__DATA SHOWN__.
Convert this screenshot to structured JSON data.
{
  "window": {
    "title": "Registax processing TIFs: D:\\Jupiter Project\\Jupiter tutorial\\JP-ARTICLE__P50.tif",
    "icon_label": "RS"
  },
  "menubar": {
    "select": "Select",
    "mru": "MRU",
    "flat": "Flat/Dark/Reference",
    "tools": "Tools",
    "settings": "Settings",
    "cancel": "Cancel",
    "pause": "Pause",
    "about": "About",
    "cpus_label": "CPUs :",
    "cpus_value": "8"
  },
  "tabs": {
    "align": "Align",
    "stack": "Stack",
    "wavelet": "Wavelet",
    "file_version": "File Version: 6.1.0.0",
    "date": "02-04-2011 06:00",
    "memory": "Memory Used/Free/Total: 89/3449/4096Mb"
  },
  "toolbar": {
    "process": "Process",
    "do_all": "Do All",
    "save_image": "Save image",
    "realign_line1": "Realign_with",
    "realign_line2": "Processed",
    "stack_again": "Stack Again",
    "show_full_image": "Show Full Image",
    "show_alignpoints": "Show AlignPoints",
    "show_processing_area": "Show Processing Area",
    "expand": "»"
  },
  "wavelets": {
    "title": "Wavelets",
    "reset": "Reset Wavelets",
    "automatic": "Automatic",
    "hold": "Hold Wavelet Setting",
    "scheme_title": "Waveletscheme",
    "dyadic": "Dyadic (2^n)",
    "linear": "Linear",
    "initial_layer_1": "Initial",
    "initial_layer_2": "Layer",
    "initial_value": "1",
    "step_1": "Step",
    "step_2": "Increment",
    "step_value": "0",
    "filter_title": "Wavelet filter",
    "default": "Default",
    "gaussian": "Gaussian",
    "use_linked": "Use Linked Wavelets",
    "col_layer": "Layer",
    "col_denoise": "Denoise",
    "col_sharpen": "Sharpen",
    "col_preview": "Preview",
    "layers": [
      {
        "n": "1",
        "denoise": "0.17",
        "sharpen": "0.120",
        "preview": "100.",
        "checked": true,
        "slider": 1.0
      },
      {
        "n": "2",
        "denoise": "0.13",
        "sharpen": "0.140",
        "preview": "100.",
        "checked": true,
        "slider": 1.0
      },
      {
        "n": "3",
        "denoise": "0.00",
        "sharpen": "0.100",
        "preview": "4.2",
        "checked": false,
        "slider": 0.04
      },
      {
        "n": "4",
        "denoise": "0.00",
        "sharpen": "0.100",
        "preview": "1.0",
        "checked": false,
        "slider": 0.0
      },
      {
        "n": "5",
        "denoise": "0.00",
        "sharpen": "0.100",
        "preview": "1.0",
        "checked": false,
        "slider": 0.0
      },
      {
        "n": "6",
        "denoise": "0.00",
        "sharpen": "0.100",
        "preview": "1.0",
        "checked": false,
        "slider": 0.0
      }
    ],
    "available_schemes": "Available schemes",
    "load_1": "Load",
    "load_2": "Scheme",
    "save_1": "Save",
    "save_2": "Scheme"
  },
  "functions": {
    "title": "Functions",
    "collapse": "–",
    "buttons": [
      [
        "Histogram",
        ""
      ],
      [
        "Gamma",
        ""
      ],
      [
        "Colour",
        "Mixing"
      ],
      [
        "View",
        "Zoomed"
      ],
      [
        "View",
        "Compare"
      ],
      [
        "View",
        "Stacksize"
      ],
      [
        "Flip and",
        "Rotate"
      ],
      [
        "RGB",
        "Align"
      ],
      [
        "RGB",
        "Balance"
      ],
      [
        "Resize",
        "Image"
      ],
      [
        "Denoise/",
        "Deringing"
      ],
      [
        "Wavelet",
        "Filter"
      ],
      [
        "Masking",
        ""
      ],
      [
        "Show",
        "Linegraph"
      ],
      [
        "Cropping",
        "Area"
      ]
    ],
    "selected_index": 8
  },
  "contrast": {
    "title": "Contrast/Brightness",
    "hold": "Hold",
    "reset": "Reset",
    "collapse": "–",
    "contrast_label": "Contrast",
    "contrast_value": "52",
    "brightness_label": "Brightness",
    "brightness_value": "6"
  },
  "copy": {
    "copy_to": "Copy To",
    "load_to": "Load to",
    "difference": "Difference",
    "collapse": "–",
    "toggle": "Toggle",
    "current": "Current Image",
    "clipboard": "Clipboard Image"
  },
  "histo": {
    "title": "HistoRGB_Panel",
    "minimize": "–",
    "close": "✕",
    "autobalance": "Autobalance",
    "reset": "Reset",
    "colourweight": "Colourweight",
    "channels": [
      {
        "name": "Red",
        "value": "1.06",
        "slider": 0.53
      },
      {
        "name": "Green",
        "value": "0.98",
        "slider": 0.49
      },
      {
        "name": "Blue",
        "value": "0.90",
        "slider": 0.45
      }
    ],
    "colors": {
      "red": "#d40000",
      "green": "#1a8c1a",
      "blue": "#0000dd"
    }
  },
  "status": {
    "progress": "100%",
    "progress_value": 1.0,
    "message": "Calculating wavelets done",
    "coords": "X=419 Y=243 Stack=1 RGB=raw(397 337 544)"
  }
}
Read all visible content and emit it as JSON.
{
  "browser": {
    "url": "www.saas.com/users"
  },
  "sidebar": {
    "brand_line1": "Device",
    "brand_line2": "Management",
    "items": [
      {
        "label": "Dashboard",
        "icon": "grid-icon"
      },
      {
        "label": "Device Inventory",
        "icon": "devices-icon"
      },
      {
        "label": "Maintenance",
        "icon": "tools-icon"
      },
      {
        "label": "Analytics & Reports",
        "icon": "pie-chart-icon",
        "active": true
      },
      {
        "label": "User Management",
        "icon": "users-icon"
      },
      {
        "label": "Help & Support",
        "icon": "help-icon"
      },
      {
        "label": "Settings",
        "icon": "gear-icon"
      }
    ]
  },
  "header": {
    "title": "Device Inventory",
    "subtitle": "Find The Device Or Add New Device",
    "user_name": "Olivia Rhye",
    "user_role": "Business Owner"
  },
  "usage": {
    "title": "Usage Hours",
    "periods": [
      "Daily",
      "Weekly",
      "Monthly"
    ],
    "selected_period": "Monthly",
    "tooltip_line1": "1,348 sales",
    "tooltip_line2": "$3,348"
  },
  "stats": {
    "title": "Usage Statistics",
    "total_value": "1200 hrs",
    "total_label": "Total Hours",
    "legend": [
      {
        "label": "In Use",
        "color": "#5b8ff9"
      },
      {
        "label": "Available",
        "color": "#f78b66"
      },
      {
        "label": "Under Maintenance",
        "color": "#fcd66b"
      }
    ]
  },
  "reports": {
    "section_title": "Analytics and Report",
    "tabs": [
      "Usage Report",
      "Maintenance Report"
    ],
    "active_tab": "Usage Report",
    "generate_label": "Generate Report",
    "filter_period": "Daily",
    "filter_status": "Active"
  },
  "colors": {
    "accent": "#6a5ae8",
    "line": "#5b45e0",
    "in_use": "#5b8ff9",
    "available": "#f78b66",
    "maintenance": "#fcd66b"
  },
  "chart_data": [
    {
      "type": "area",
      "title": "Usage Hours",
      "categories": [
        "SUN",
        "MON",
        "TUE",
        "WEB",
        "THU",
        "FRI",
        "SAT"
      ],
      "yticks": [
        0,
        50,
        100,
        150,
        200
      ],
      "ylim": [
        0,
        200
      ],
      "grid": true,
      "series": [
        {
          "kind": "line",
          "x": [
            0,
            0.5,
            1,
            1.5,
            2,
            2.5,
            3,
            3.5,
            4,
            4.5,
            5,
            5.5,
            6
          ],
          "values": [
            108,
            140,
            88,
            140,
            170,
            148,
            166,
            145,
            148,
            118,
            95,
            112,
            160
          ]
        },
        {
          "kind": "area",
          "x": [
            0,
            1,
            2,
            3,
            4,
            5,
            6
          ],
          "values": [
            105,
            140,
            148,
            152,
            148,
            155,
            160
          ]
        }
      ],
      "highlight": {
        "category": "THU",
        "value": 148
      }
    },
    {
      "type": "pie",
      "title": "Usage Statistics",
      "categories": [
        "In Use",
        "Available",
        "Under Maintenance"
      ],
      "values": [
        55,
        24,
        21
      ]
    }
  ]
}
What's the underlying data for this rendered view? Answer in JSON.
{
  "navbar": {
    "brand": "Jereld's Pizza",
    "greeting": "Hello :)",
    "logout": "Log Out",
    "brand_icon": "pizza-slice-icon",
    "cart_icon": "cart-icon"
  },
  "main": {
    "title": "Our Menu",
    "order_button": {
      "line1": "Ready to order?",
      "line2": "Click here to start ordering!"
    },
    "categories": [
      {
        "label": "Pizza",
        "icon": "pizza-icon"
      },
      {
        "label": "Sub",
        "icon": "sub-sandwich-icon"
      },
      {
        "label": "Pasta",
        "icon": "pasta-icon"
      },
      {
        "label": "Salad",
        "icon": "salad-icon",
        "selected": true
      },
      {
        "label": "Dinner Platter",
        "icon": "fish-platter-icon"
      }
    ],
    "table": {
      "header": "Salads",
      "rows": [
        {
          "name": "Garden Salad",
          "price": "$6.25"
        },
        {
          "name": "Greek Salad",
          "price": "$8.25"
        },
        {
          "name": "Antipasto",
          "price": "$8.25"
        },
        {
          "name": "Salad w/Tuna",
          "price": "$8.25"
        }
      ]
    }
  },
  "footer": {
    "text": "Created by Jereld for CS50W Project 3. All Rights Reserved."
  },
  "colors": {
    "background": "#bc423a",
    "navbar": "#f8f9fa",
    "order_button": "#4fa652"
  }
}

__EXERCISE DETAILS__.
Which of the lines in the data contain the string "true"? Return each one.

__RESPONSE__.
        "checked": true,
        "checked": true,
        "active": true
      "grid": true,
        "selected": true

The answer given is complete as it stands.